"This is kind of a strange day," Wright said, mentioning this would be his final sports press conference with "hoops in the house."
"What Patty and I want this to be is the next step in Villanova basketball history, the next step in the Villanova program," Wright said. "The greatest thing for us has always been just to be the coach at Villanova."
The tearful coach added, "Accolades or winning games is not as big as just being the coach at Villanova."
WATCH: Jay Wright Officially Announces His Retirement
In a press conference that also featured Villanova University President Rev. Peter Donohue and Vice President and Athletic Director Mark Jackson, Wright said he knew during this season that it was the right time to step back.
He said he started thinking about it for a few seasons, but this year he didn't feel he was at 100% anymore; he was without the edge he once had.
"We always ask our players - you're either 100% in or you're against us," Wright said. "Father and Mark and (University Trustees Chair) Justin Gmelich, part of this process was them trying to convince me not to do this...they said 70% of you is as good as anybody else, which I appreciate. But we could never coach that way."
"I just knew it was the right time."
WATCH: Jay Wright Explains His Decision to Retire
While he may not have been on the top of his game, the staff and leadership of the team were, Wright said, with his voice cracking with emotion.
The 60-year-old Wright will remain at Villanova and stay involved in fundraising, advising, education and more.
Wright guided Villanova to titles in 2016 and 2018 and just led the Wildcats to the Final Four, where they lost to national champion Kansas. He went 520-197 in 21 seasons at the school and 642-282 overall, also coaching Hofstra from 1994-2001.
Wright was inducted into the Naismith Basketball Hall of Fame in 2021.
RELATED: Phil Martelli, Fran Dunphy reflect on Jay Wright's legendary coaching career
He joined North Carolina's Roy Williams and Duke's Mike Krzyzewski as the third coach with multiple championships to step down over the last two years.
Before he arrived, Villanova was known for upsetting Georgetown in the 1985 national championship game and the occasional trip to the NCAA Tournament.
Wright needed three years to build a foundation before Villanova broke through with a trip to the 2005 Sweet 16. An Elite Eight appearance followed the next year and the Wildcats reached the Final Four in 2009.
Villanova won its first national title under Wright in 2016 on Kris Jenkins' buzzer-beater and decimated the NCAA Tournament field in 2018, winning every game by double digits on its way to the national title.
He was selected AP coach of the decade in 2020.
Kyle Neptune, who served on the Villanova coaching staff before accepting the head coaching position at Fordham in 2021, returned to replace Wright.

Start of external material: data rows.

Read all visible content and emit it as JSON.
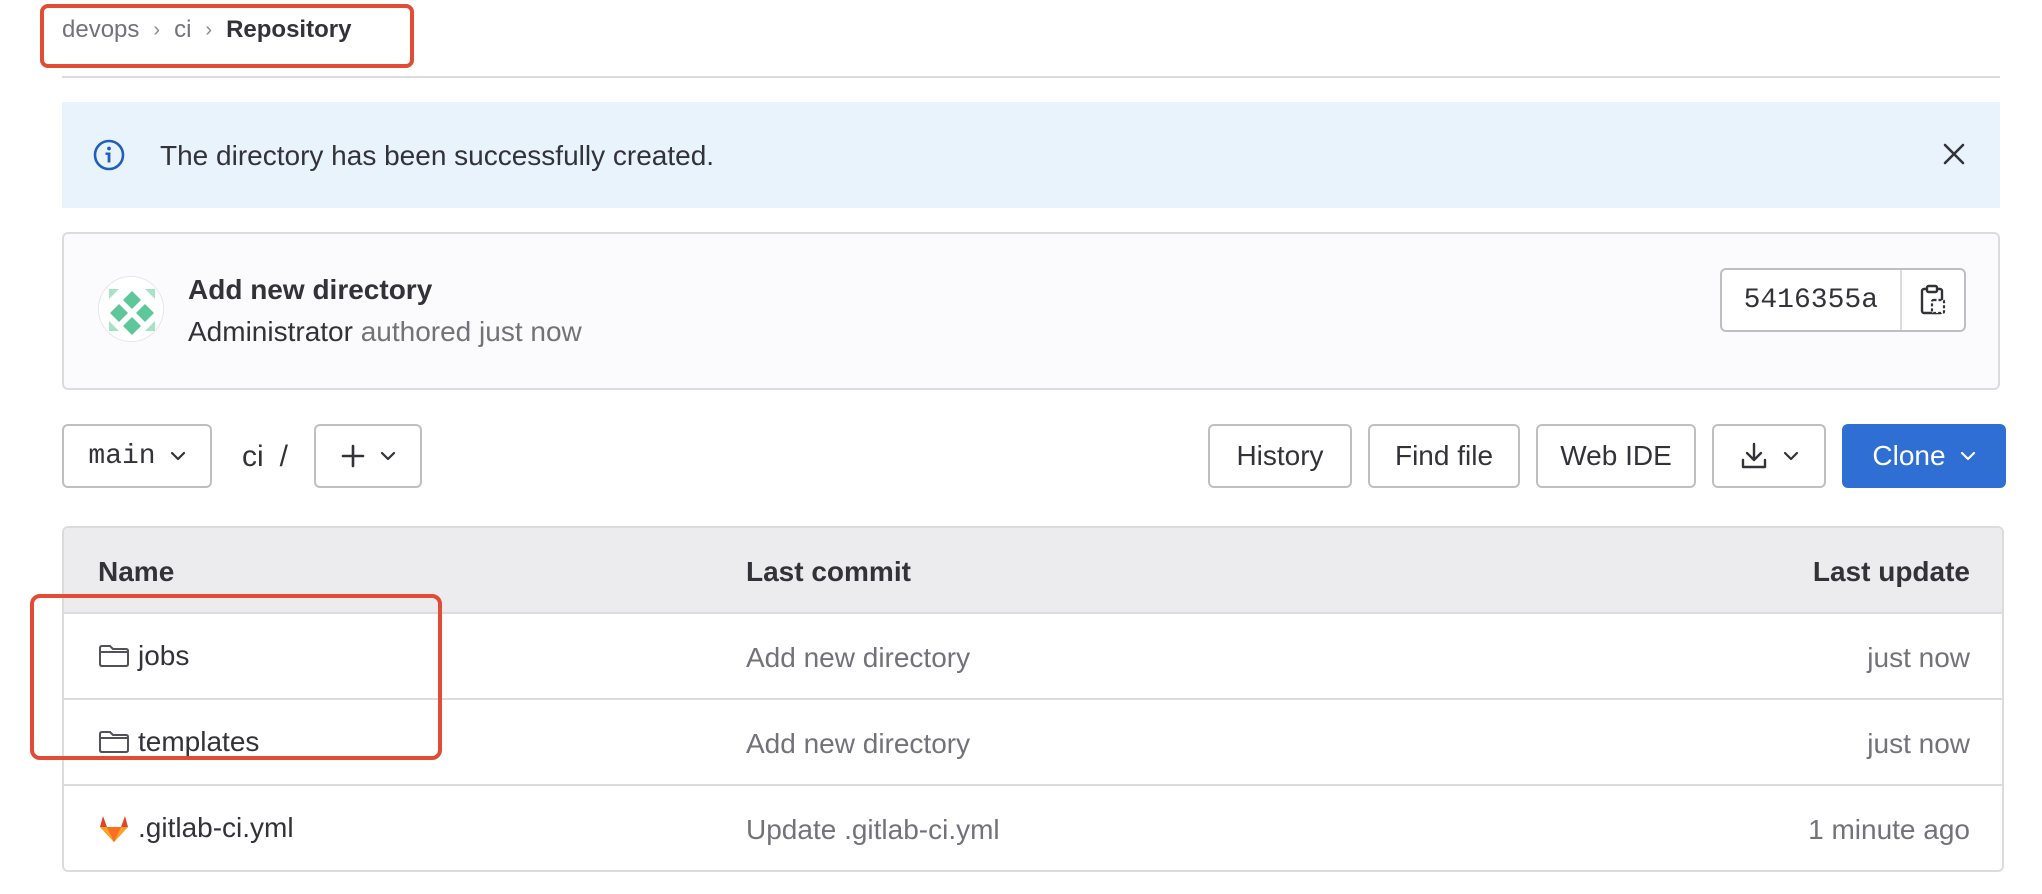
{
  "breadcrumb": {
    "items": [
      "devops",
      "ci",
      "Repository"
    ]
  },
  "alert": {
    "message": "The directory has been successfully created.",
    "icons": [
      "info-icon",
      "close-icon"
    ]
  },
  "commit": {
    "title": "Add new directory",
    "author": "Administrator",
    "meta": "authored just now",
    "sha": "5416355a",
    "copy_icon": "clipboard-icon"
  },
  "toolbar": {
    "branch": "main",
    "path": "ci",
    "path_sep": "/",
    "history": "History",
    "find_file": "Find file",
    "web_ide": "Web IDE",
    "download_icon": "download-icon",
    "clone": "Clone"
  },
  "table": {
    "headers": [
      "Name",
      "Last commit",
      "Last update"
    ],
    "rows": [
      {
        "icon": "folder-icon",
        "name": "jobs",
        "commit": "Add new directory",
        "updated": "just now"
      },
      {
        "icon": "folder-icon",
        "name": "templates",
        "commit": "Add new directory",
        "updated": "just now"
      },
      {
        "icon": "gitlab-icon",
        "name": ".gitlab-ci.yml",
        "commit": "Update .gitlab-ci.yml",
        "updated": "1 minute ago"
      }
    ]
  },
  "colors": {
    "accent": "#2f6fd4",
    "alert_bg": "#e9f3fc",
    "annotation": "#e24b34"
  }
}
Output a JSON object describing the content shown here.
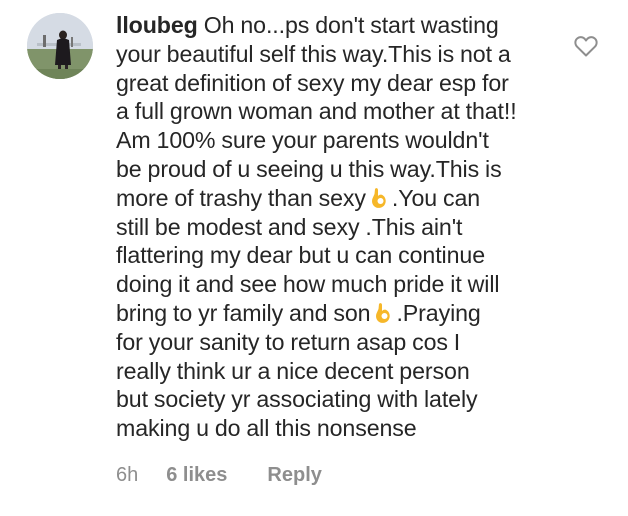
{
  "comment": {
    "username": "lloubeg",
    "lines": [
      "Oh no...ps don't start wasting",
      "your beautiful self this way.This is not a",
      "great definition of sexy my dear esp for",
      "a full grown woman and mother at that!!",
      "Am 100% sure your parents wouldn't",
      "be proud of u seeing u this way.This is",
      "more of trashy than sexy",
      ".You can",
      "still be modest and sexy .This ain't",
      "flattering my dear but u can continue",
      "doing it and see how much pride it will",
      "bring to yr family and son",
      ".Praying",
      "for your sanity to return asap cos I",
      "really think ur a nice decent person",
      "but society yr associating with lately",
      "making u do all this nonsense"
    ],
    "emoji_icon": "ok-hand-emoji-icon",
    "like_icon": "heart-outline-icon"
  },
  "meta": {
    "time": "6h",
    "likes": "6 likes",
    "reply": "Reply"
  },
  "colors": {
    "text": "#262626",
    "meta": "#8e8e8e",
    "heart": "#8e8e8e",
    "emoji": "#f6b729"
  }
}
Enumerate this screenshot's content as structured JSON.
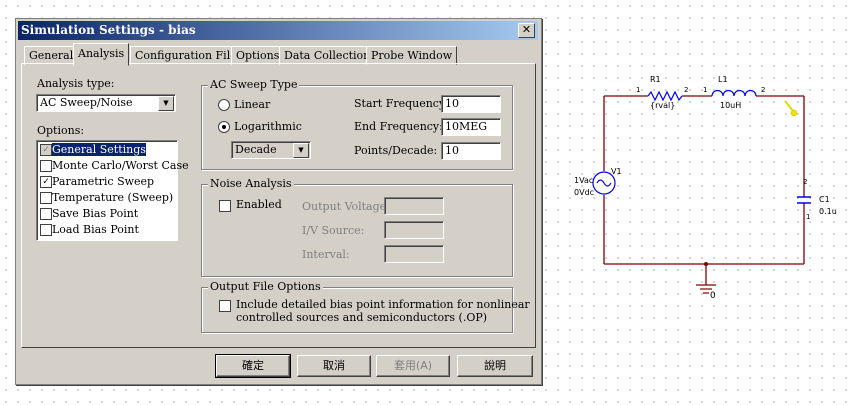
{
  "dialog": {
    "title": "Simulation Settings - bias",
    "close_glyph": "✕",
    "tabs": [
      "General",
      "Analysis",
      "Configuration Files",
      "Options",
      "Data Collection",
      "Probe Window"
    ],
    "active_tab": "Analysis",
    "analysis_type_label": "Analysis type:",
    "analysis_type_value": "AC Sweep/Noise",
    "options_label": "Options:",
    "options_items": [
      {
        "label": "General Settings",
        "checked": true,
        "selected": true
      },
      {
        "label": "Monte Carlo/Worst Case",
        "checked": false
      },
      {
        "label": "Parametric Sweep",
        "checked": true
      },
      {
        "label": "Temperature (Sweep)",
        "checked": false
      },
      {
        "label": "Save Bias Point",
        "checked": false
      },
      {
        "label": "Load Bias Point",
        "checked": false
      }
    ],
    "ac_sweep": {
      "title": "AC Sweep Type",
      "linear_label": "Linear",
      "log_label": "Logarithmic",
      "log_selected": true,
      "decade_value": "Decade",
      "start_label": "Start Frequency:",
      "start_value": "10",
      "end_label": "End Frequency:",
      "end_value": "10MEG",
      "points_label": "Points/Decade:",
      "points_value": "10"
    },
    "noise": {
      "title": "Noise Analysis",
      "enabled_label": "Enabled",
      "output_voltage_label": "Output Voltage:",
      "iv_source_label": "I/V Source:",
      "interval_label": "Interval:"
    },
    "output": {
      "title": "Output File Options",
      "include_label_line1": "Include detailed bias point information for nonlinear",
      "include_label_line2": "controlled sources and semiconductors (.OP)"
    },
    "buttons": {
      "ok": "確定",
      "cancel": "取消",
      "apply": "套用(A)",
      "help": "說明"
    }
  },
  "schematic": {
    "r1_name": "R1",
    "r1_value": "{rval}",
    "l1_name": "L1",
    "l1_value": "10uH",
    "v1_name": "V1",
    "v1_ac": "1Vac",
    "v1_dc": "0Vdc",
    "c1_name": "C1",
    "c1_value": "0.1u",
    "ground_label": "0",
    "pin_1": "1",
    "pin_2": "2",
    "wire_color": "#800000",
    "part_color": "#0000ff",
    "marker_color": "#f0e000"
  }
}
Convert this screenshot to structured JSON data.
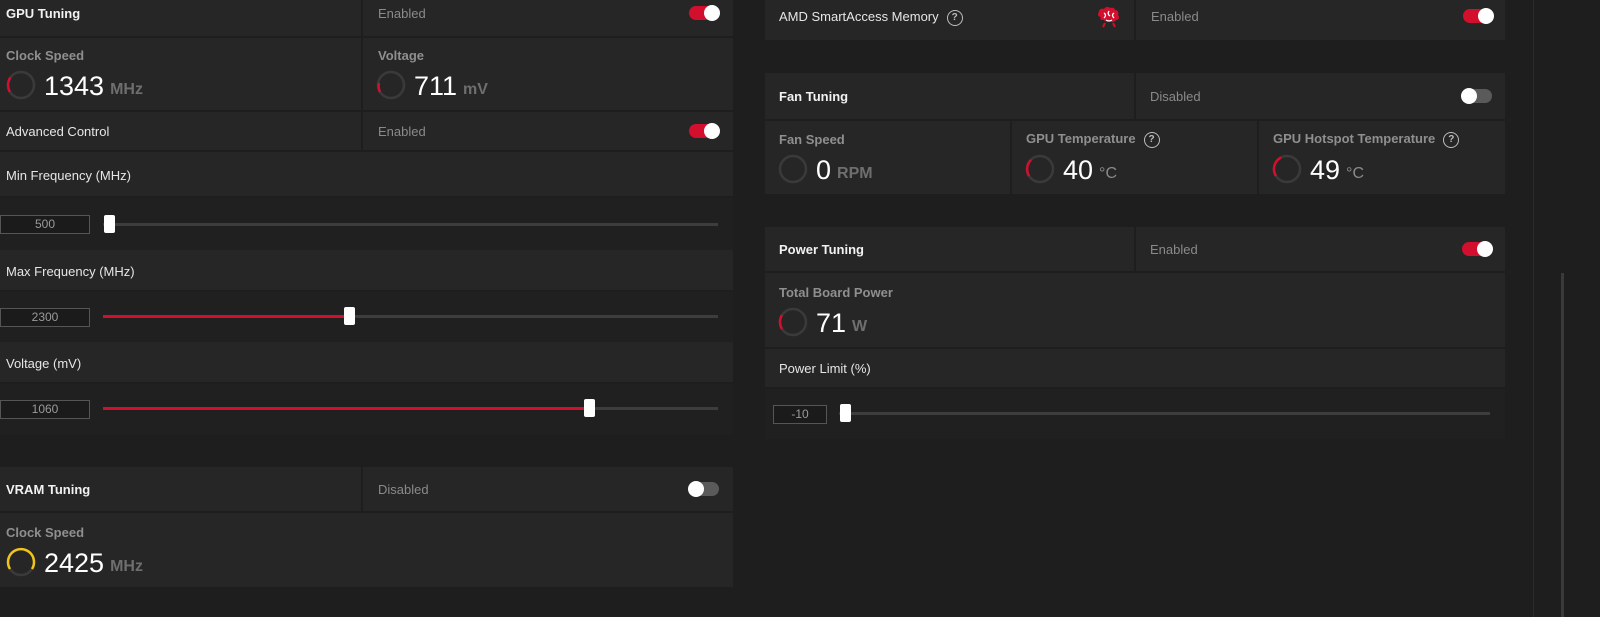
{
  "colors": {
    "accent": "#d2102e",
    "vram_gauge": "#f0c419",
    "background": "#1e1e1e",
    "panel": "#262626"
  },
  "gpu_tuning": {
    "title": "GPU Tuning",
    "state": "Enabled",
    "enabled": true,
    "clock_speed": {
      "label": "Clock Speed",
      "value": "1343",
      "unit": "MHz"
    },
    "voltage": {
      "label": "Voltage",
      "value": "711",
      "unit": "mV"
    },
    "advanced_control": {
      "label": "Advanced Control",
      "state": "Enabled",
      "enabled": true
    },
    "min_frequency": {
      "label": "Min Frequency (MHz)",
      "value": "500",
      "slider_fraction": 0.0
    },
    "max_frequency": {
      "label": "Max Frequency (MHz)",
      "value": "2300",
      "slider_fraction": 0.4
    },
    "voltage_slider": {
      "label": "Voltage (mV)",
      "value": "1060",
      "slider_fraction": 0.79
    }
  },
  "vram_tuning": {
    "title": "VRAM Tuning",
    "state": "Disabled",
    "enabled": false,
    "clock_speed": {
      "label": "Clock Speed",
      "value": "2425",
      "unit": "MHz"
    }
  },
  "smart_access": {
    "label": "AMD SmartAccess Memory",
    "help_icon": "question-circle-icon",
    "brain_icon": "brain-icon",
    "state": "Enabled",
    "enabled": true
  },
  "fan_tuning": {
    "title": "Fan Tuning",
    "state": "Disabled",
    "enabled": false,
    "fan_speed": {
      "label": "Fan Speed",
      "value": "0",
      "unit": "RPM"
    },
    "gpu_temperature": {
      "label": "GPU Temperature",
      "value": "40",
      "unit": "°C"
    },
    "hotspot_temperature": {
      "label": "GPU Hotspot Temperature",
      "value": "49",
      "unit": "°C"
    }
  },
  "power_tuning": {
    "title": "Power Tuning",
    "state": "Enabled",
    "enabled": true,
    "total_board_power": {
      "label": "Total Board Power",
      "value": "71",
      "unit": "W"
    },
    "power_limit": {
      "label": "Power Limit (%)",
      "value": "-10",
      "slider_fraction": 0.0
    }
  }
}
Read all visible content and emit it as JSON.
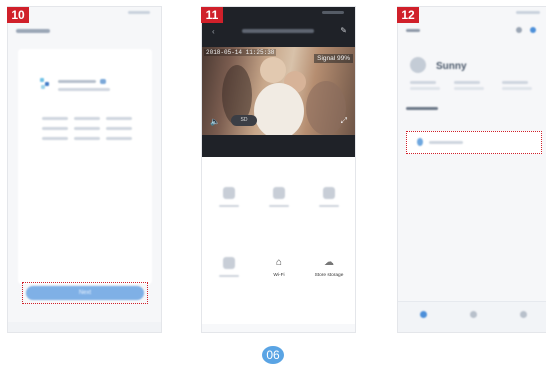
{
  "steps": [
    {
      "badge": "10",
      "button_label": "Next"
    },
    {
      "badge": "11",
      "video": {
        "timestamp": "2018-05-14 11:25:38",
        "signal": "Signal 99%",
        "sd_label": "SD"
      },
      "controls": {
        "labels": [
          "",
          "",
          "",
          "",
          "Wi-Fi",
          "Store storage"
        ]
      }
    },
    {
      "badge": "12",
      "home_name": "Sunny"
    }
  ],
  "page_number": "06",
  "colors": {
    "badge": "#d0202a",
    "accent": "#5aa4e4",
    "highlight_outline": "#d0202a"
  }
}
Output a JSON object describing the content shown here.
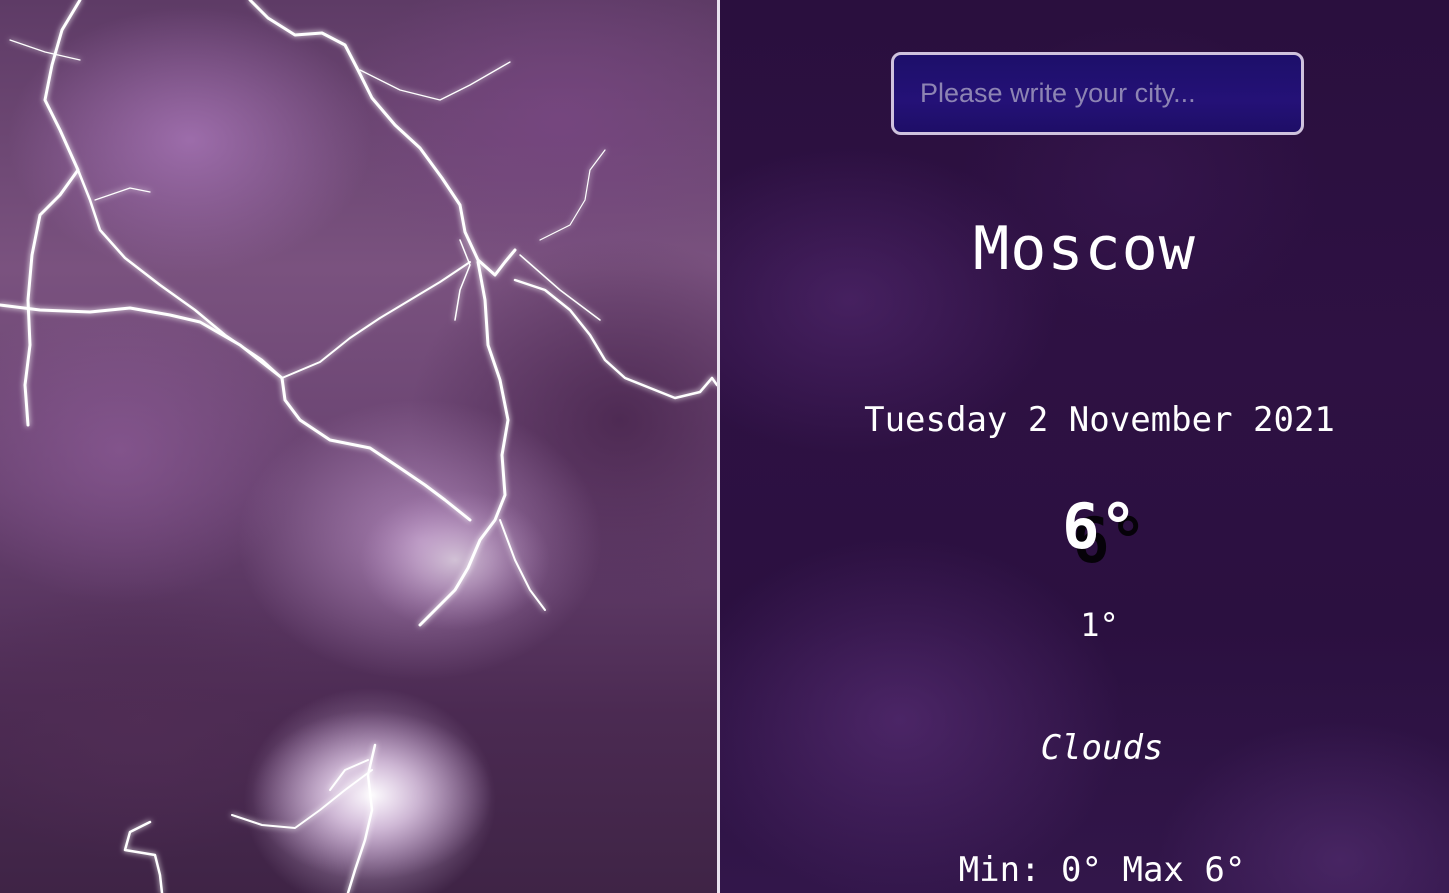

The 37-year-old Neptune was on Wright's staff for the 2009 Final Four team, then later spent three seasons as an assistant at Niagara before he returned to the Wildcats in 2013. He went 16-16 in his lone season at Fordham.
Wright's decision comes after another successful season:
- He reached 25 or more victories for the 10th time in his 22 seasons.
- The Wildcats have won a regular-season or postseason conference championship in each of the nine seasons since the Big East reconfigured in 2013.
- The Wildcats earned a No. 1 or No. 2 seed in the NCAA Tournament for the eighth time under Wright.
During Wright's tenure, he coached several future NBA stars, including Kyle Lowry, Jalen Brunson, Mikal Bridges, and Saddiq Bey.
Wright was hired as head coach at Hofstra and went 207-122 with two NCAA Tournament appearances in seven seasons. Hired in 2001 to replace Steve Lappas, the Wildcats went to the NIT in Wright's first three seasons.
The Wildcats finished 30-8 this season and Wright's final game was an 81-65 loss to Kansas in the Final Four.
Wright, a Churchville, Pennsylvania native, played college basketball at Bucknell and started as an assistant at Rochester and Drexel. He spent five seasons at Villanova as Rollie Massimino's assistant, then followed him to UNLV for another two years before taking the head coaching job at Hofstra in 1994.
He rejected numerous NBA and other college overtures through the years and remained steadfast in his dedication to the Wildcats. Wright had stints coaching teams in the Pan American Games and World University Games; and served as an assistant coach under San Antonio Spurs coach Gregg Popovich for Team USA.
The Associated Press contributed to this report.